No one ever died of a cold. But the flu is a similar viral infection with similar symptoms, and the flu is a notorious killer. The Spanish flu epidemic of 1918 infected about half the world's population, claiming 20 million lives-greater than the toll of World War I. Even today about 40,000 Americans die each of the flu and its complications -- most commonly pneumonia.
A cold, pneumonia or the flu? Dr. Daniel Marazon, Medical Director at the University Osteopathic Medical Center warns that it's important to know the differences so you can take early action to protect yourself.
NURSING A COLD: A cold typically begins slowly, with a scratchy throat that you may attribute to thirst or dry air. By the time you notice other symptoms such as a runny nose, sore throat and sneezing, you know you've got a cold, but there's nothing you can do about it.
"With a cold, you may have a slight fever, headache and a cough," said Dr. Marazon. "You may feel so bad that you don't want to eat. But with rest, plenty of fluids and some over-the-counter medications to relieve the symptoms, you'll be feeling better in about a week."
Dr. Marazon notes some of the over-the-counter (OTC) remedies that can be used to make the symptoms of the cold more bearable:
- nasal decongestants - taken orally or in the form of sprays or drops, to ease the stuffy nose; although decongestants should be avoided by those with hypertension
- expectorants - taken orally, to loosen the mucus and make your throat feel better
- if you're coughing, antitussives or cough suppressants. These include drugs taken orally, cough lozenges and ointments to be rubbed on the chest or used in a vaporizer
None of these products will heal the cold or make it go away any sooner, but they'll make you feel better in the meantime. Antihistamines are often present in over-the-counter cold medications, but they are approved at this time for hay fever and other allergies rather than nasal infections.
It's important to remember that children with cold or flu symptoms are at risk of Reye's syndrome, a rare but potentially fatal condition, if they are given aspirin or products containing aspirin or salicylate.
A cold is an infection by one of about 200 cold viruses. Because there are so many of these attackers, it's virtually impossible to develop immunity. And because they're viruses, antibiotics are ineffective against them. A cure for the common cold may some day be a reality, but it's not a high priority since a cold will go away in a short time even without treatment.
PREVENTING THE FLU: Influenza, or the flu, is also caused by a virus that attacks the nasal passages. But it's a different family of viruses, and it produces more severe and longer lasting symptoms.
According to Dr. Marazon, "If you have the flu, there's usually little doubt.
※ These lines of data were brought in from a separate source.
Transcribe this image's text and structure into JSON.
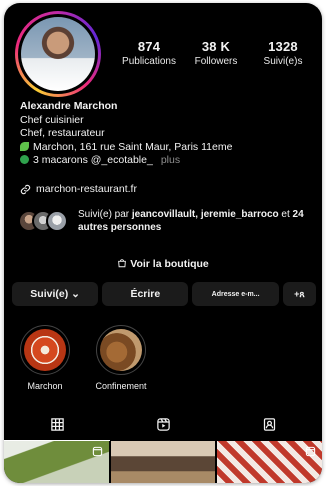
{
  "profile": {
    "name": "Alexandre Marchon",
    "bio_lines": [
      "Chef cuisinier",
      "Chef, restaurateur"
    ],
    "address": "Marchon, 161 rue Saint Maur, Paris 11eme",
    "award": "3 macarons @_ecotable_",
    "more": "plus",
    "link": "marchon-restaurant.fr"
  },
  "stats": [
    {
      "value": "874",
      "label": "Publications"
    },
    {
      "value": "38 K",
      "label": "Followers"
    },
    {
      "value": "1328",
      "label": "Suivi(e)s"
    }
  ],
  "followed_by": {
    "prefix": "Suivi(e) par ",
    "names": "jeancovillault, jeremie_barroco",
    "joiner": " et ",
    "others": "24 autres personnes"
  },
  "shop": {
    "label": "Voir la boutique",
    "icon": "shop-icon"
  },
  "buttons": {
    "following": "Suivi(e) ⌄",
    "message": "Écrire",
    "email": "Adresse e-m...",
    "add_person": "+ጸ"
  },
  "highlights": [
    {
      "label": "Marchon"
    },
    {
      "label": "Confinement"
    }
  ],
  "tabs": [
    {
      "icon": "grid-icon",
      "active": true
    },
    {
      "icon": "reels-icon",
      "active": false
    },
    {
      "icon": "tagged-icon",
      "active": false
    }
  ],
  "colors": {
    "background": "#000000",
    "button_bg": "#1b1b1b",
    "text": "#f2f2f2",
    "muted": "#8e8e8e"
  }
}
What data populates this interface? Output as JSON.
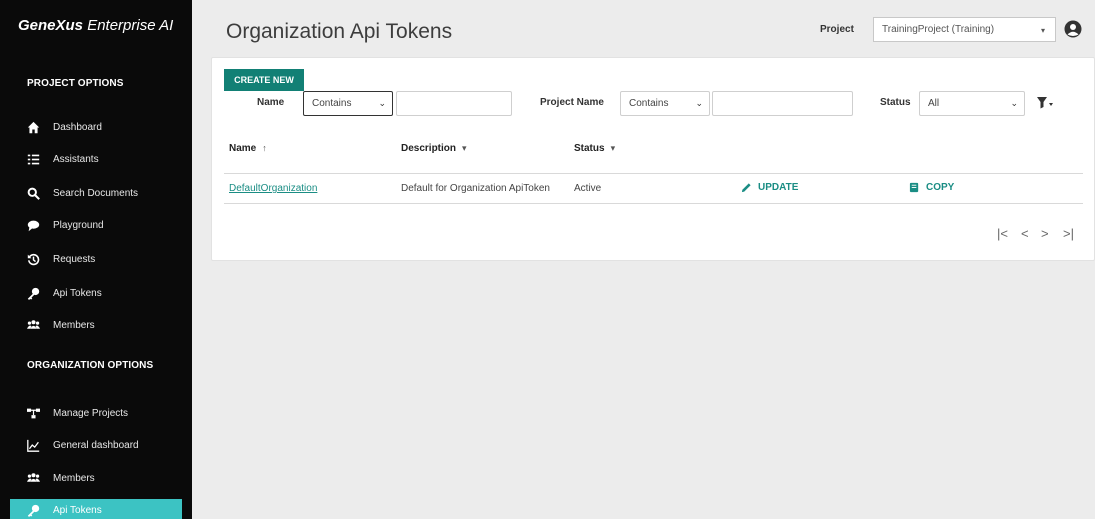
{
  "brand": {
    "name": "GeneXus",
    "suffix": "Enterprise AI"
  },
  "sidebar": {
    "project_section": "PROJECT OPTIONS",
    "project_items": [
      {
        "label": "Dashboard",
        "icon": "home-icon"
      },
      {
        "label": "Assistants",
        "icon": "list-icon"
      },
      {
        "label": "Search Documents",
        "icon": "search-icon"
      },
      {
        "label": "Playground",
        "icon": "chat-icon"
      },
      {
        "label": "Requests",
        "icon": "history-icon"
      },
      {
        "label": "Api Tokens",
        "icon": "key-icon"
      },
      {
        "label": "Members",
        "icon": "users-icon"
      }
    ],
    "org_section": "ORGANIZATION OPTIONS",
    "org_items": [
      {
        "label": "Manage Projects",
        "icon": "sitemap-icon"
      },
      {
        "label": "General dashboard",
        "icon": "chart-icon"
      },
      {
        "label": "Members",
        "icon": "users-icon"
      },
      {
        "label": "Api Tokens",
        "icon": "key-icon",
        "active": true
      }
    ]
  },
  "header": {
    "title": "Organization Api Tokens",
    "project_label": "Project",
    "project_value": "TrainingProject (Training)"
  },
  "toolbar": {
    "create_label": "CREATE NEW"
  },
  "filters": {
    "name_label": "Name",
    "name_operator": "Contains",
    "name_value": "",
    "project_label": "Project Name",
    "project_operator": "Contains",
    "project_value": "",
    "status_label": "Status",
    "status_value": "All"
  },
  "table": {
    "columns": [
      {
        "label": "Name",
        "sort": "↑"
      },
      {
        "label": "Description",
        "sort": "▾"
      },
      {
        "label": "Status",
        "sort": "▾"
      }
    ],
    "rows": [
      {
        "name": "DefaultOrganization",
        "description": "Default for Organization ApiToken",
        "status": "Active",
        "update_label": "UPDATE",
        "copy_label": "COPY"
      }
    ]
  },
  "pager": {
    "first": "|<",
    "prev": "<",
    "next": ">",
    "last": ">|"
  },
  "colors": {
    "accent": "#128075",
    "active_nav": "#3cc3c3",
    "sidebar_bg": "#0a0a0a"
  }
}
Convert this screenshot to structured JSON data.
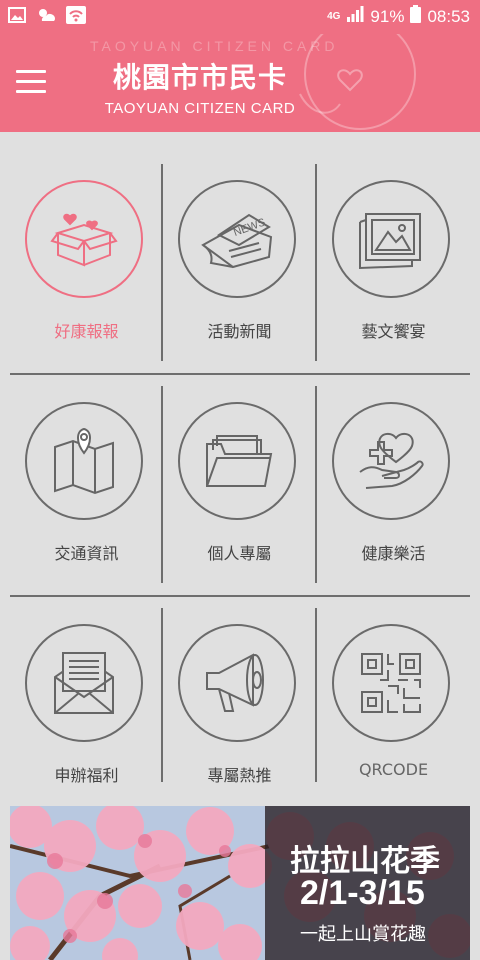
{
  "status_bar": {
    "network": "4G",
    "battery": "91%",
    "time": "08:53"
  },
  "header": {
    "title_zh": "桃園市市民卡",
    "title_en": "TAOYUAN CITIZEN CARD",
    "watermark": "TAOYUAN CITIZEN CARD",
    "bg_color": "#ef6f83"
  },
  "menu_items": [
    {
      "label": "好康報報",
      "icon": "gift-box-icon",
      "active": true
    },
    {
      "label": "活動新聞",
      "icon": "newspaper-icon",
      "active": false
    },
    {
      "label": "藝文饗宴",
      "icon": "picture-frame-icon",
      "active": false
    },
    {
      "label": "交通資訊",
      "icon": "map-pin-icon",
      "active": false
    },
    {
      "label": "個人專屬",
      "icon": "folder-icon",
      "active": false
    },
    {
      "label": "健康樂活",
      "icon": "heart-hand-icon",
      "active": false
    },
    {
      "label": "申辦福利",
      "icon": "envelope-icon",
      "active": false
    },
    {
      "label": "專屬熱推",
      "icon": "megaphone-icon",
      "active": false
    },
    {
      "label": "QRCODE",
      "icon": "qrcode-icon",
      "active": false
    }
  ],
  "banner": {
    "title": "拉拉山花季",
    "dates": "2/1-3/15",
    "subtitle": "一起上山賞花趣"
  }
}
You feel miserable almost immediately with a splitting headache, aching muscles, a dry cough, chills and a fever high enough to send you to bed."
Dr. Marazon adds that the fever, which can reach 104, will start to subside after two or three days at which time the nasal congestion and sore throat may get even worse. Fatigue and weakness can linger for weeks.
One thing the flu rarely causes is stomach upset. Although you may have heard of "stomach flu" or "intestinal flu," these are actually another illness-gastroenteritis.
Since the flu is a viral illness, antibiotics won't help, but you can relieve symptoms with the OTC medications recommended for a cold. In addition, Dr. Marazon notes that two new prescription antiviral drugs-zanamivir (Relenza) and oseltamivir (Tamiflu)-can reduce the severity and duration of symptoms.
Two other prescription drugs-amantadine (Symmetrel) and rimantadine (Flumadine) can shorten the duration of symptoms for influenza A and are 70 to 90 percent effective for prevention.
The best approach, however, is to get a yearly flu vaccination - particularly if you're over age 50. The Centers for Disease Control recently lowered the recommended age from 65 to 50 because about a third of people in this age group have a chronic medical problem (such as diabetes, heart disease, lung or kidney disorders) that puts them at high risk of developing severe flu-related complications.
One study of 233 heart patients found that yearly flu shots not only protected against the flu but reduced the risk of a heart attack by 67 percent.
If you're younger than 50, yearly flu vaccination might also be a good idea, particularly if you're around other people a lot during the flu season. While vaccination is no guarantee against the flu, it's 70 to 90 percent effective in healthy young adults and tends to reduce the severity in those who do get the flu. Persons who are allergic to eggs should not be vaccinated since the vaccine contains a protein derived from eggs.
The flu vaccine ordinarily becomes available in early October but has been delayed this year due to manufacturing difficulties. This vaccine is now being administered in Athens county by the OU-COM mobile health unit, the health department and other local health providers.
HEADING OFF PNEUMONIA: With either the flu or a cold, about all you can do is persevere through the illness while trying to head off further complications. According to Dr. Marazon, one of the most serious complications of either the flu or a cold is pneumonia.
"Instead of getting better, symptoms may suddenly start to get worse, typically with a dry, hacking cough, headache, fever, aching muscles and fatigue," Dr. Marazon added. "Pneumonia can also occur on its own without prior illness."
Pneumonia, caused by either a virus or a bacteria, is an infection or inflammation of the bronchial tubes and air sacs (alveoli) of the lungs. Bacterial pneumonia must be treated with antibiotics. Drugs are also available to treat viral pneumonia, but these require further study for effectiveness.
For either kind, it's important to get early diagnosis and treatment. Dr. Marazon points to a study published in the Journal of the American Medical Association [February 9, 2000] that found that patients getting timely treatment, following management guidelines, had a lower risk of being admitted to the hospital and, if they were admitted, had shorter stays.
A safe, effective vaccine is available to prevent pneumonia caused by the pneumococcal bacteria. This vaccine is recommended at least once every 10 years for persons aged 65 and older and for others who might have weakened immune systems.
If you're at all typical, you'll probably get at least one cold this winter. That's nothing to worry about, and you can head off serious problems by getting your yearly flu shot and making sure you're immunized against pneumonia.